Thad McBride advises public and private companies on the legal considerations essential to successful business operations in a global marketplace. He focuses his practice on counseling clients on compliance with U.S. export regulations (ITAR and EAR), economic sanctions and embargoes, import controls (CBP)…
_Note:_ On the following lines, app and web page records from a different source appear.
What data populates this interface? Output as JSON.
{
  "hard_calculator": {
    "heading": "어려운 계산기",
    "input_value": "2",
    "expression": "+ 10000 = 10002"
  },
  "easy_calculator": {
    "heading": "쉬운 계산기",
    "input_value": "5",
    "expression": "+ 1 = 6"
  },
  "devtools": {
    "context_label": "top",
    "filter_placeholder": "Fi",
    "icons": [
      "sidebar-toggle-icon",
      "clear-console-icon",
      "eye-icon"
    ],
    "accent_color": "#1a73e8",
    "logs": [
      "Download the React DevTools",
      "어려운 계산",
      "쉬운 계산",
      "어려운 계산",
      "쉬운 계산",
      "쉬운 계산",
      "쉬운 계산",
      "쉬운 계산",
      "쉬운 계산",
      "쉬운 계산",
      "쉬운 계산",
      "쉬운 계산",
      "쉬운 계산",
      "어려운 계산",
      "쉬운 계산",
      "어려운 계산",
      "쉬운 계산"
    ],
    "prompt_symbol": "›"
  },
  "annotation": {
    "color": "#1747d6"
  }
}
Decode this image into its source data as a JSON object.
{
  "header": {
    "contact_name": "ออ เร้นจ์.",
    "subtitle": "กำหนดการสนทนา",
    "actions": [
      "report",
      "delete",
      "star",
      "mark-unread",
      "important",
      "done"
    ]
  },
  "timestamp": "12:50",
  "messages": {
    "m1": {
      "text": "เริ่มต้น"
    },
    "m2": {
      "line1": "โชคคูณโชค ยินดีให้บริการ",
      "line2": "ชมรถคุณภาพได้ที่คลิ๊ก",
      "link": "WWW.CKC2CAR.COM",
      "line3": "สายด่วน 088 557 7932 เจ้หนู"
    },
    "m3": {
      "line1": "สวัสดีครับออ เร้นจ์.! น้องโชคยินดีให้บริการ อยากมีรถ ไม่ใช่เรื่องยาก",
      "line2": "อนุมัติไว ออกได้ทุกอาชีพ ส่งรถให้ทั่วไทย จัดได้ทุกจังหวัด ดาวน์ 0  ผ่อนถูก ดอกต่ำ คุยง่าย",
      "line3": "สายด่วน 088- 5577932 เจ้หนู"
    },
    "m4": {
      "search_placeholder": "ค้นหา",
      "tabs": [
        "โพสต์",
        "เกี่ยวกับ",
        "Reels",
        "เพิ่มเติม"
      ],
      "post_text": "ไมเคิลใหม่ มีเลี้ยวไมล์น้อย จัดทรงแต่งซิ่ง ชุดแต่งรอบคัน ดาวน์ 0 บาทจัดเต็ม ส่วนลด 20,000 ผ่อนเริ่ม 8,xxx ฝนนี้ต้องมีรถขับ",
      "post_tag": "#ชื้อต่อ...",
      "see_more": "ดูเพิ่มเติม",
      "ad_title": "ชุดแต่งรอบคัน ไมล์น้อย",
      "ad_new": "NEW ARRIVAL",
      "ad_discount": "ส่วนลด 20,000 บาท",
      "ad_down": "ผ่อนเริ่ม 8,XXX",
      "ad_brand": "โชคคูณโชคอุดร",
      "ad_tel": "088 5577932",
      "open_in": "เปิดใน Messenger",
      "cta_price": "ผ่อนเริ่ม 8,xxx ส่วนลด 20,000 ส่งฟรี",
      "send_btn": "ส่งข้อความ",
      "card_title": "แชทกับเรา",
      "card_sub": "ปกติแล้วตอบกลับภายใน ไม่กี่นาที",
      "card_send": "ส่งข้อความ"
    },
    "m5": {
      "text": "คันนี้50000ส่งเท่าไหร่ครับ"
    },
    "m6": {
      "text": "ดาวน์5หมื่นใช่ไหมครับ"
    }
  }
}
Thad McBride advises public and private companies on the legal considerations essential to successful business operations in a global marketplace. He focuses his practice on counseling clients on compliance with U.S. export regulations (ITAR and EAR), economic sanctions and embargoes, import controls (CBP), and the Foreign Corrupt Practices Act (FCPA). He also advises clients on anti-boycott controls, and assists companies with matters involving the Committee on Foreign Investment in the United States (CFIUS). Thad supports international companies across a range of industries, including aviation, automotive, defense, energy, financial services, manufacturing, medical devices, oilfield services, professional services, research and development, retail, and technology. Beyond advising on day-to-day compliance matters, Thad regularly assists clients in investigations and enforcement actions brought by government agencies, including the U.S. Department of Justice (DOJ), the U.S. Treasury Department Office of Foreign Assets Control (OFAC), the U.S. State Department Directorate of Defense Trade Controls (DDTC), Customs and Border Protection (CBP), the U.S. Commerce Department Bureau of Industry & Security (BIS), and the Securities & Exchange Commission.